In 2010, process measure adherence was “very high,” the matched comparison found, reaching 98% or higher for “almost all” metrics regardless of participation in the registry. ACTION Registry-GWTG hospitals were slightly more likely to meet the goal of performing PCI within 90 minutes compared with nonparticipating hospitals (92% vs 89%; P = .005). Risk-standardized rates of 30-day mortality (15.8% vs 15.9%) and readmission (19.8% vs 19.9%) did not differ between the 2 groups (P = NS for both).
Baseline performance did, however, predict the relative impact of taking part in ACTION Registry-GWTG. Among hospitals in the lower half of baseline performance, those that participated showed slightly larger improvements in adherence to process measures over time than those that did not. Among high baseline performers, this positive influence was not seen. Thirty-day outcomes were unaffected by this interaction.
New Metrics May Be Needed
“Clinicians and providers are critical in advancing the quality of care rendered at their institutions,” Mathews said. The ACTION Registry-GWTG program provides feedback to sites so that they can know how well they do in comparison with their peers. That information paired with “QI tools—internal feedback, order sets, risk stratification algorithms, etc—can assist providers on where to focus efforts,” he added.
For lower-performing hospitals, these tools may be especially useful in addressing gaps, Mathews and colleagues suggest. However, among the higher performers, good adherence to existing metrics may cloud efforts to tease out which are continuing to improve. “In addition, the prevalence of QI programs and incentives beyond ACTION Registry-GWTG has increased over time and may contribute [to adherence]. Isolating the effects of any one QI program is challenging, particularly when overlap exists between multiple initiatives,” they say.
If anything, the study captures the challenges inherent in developing QI programs in the modern era, Mathews noted. “The very high achievement, though a great thing, suggests that these metrics are essentially ‘topped out’ and may no longer be the most relevant ones to report on or follow, since most hospitals are doing so well,” he said.

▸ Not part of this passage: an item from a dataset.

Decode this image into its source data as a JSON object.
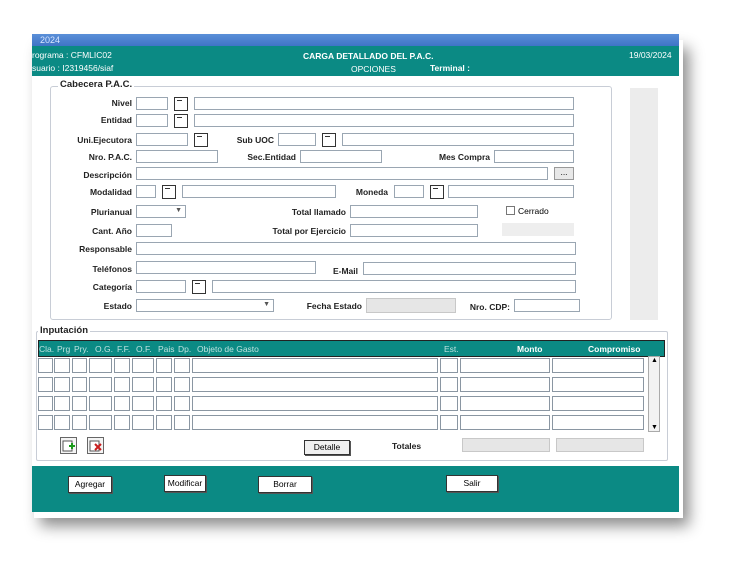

“Interestingly, though performance on quality metrics has improved as a whole over recent years, rates of readmission and mortality have not changed substantially,” Mathews added. “Though this is a complicated issue, it does suggest that we need to continue to focus on 'measure selection' to choose those metrics that would most directly influence outcomes.”
Useful measures already being collected include time to diagnostic testing and time to treatment in patients with angina, he said. Quantifying the time period between first medical contact, rather than hospital arrival, and treatment in STEMI patients “allows us to look at continuum of care that begins when a patient first experiences symptoms or contacts EMS, not just when they physically arrive in an emergency room or a catheterization lab.”
Additionally, “the transition from hospital back to the community is also an important opportunity to influence outcomes,” Mathews continued. “For instance, cardiac rehabilitation referrals on discharge after a myocardial infarction or the ability to make follow up referrals to a primary care physician and/or cardiologist early after discharge have been identified as factors that may reduce downstream events such as readmissions.”
Mathews R, Fonarow GC, Li S, et al. Comparison of performance on hospital compare process measures and patient outcomes between hospitals that do and do not participate in Acute Coronary Treatment and Intervention Outcomes Network Registry-Get With The Guidelines. Am Heart J. 2016;Epub ahead of print.
- This research was supported by the American College of Cardiology Foundation’s National Cardiovascular Data Registry.
- Mathews reports no relevant conflicts of interest.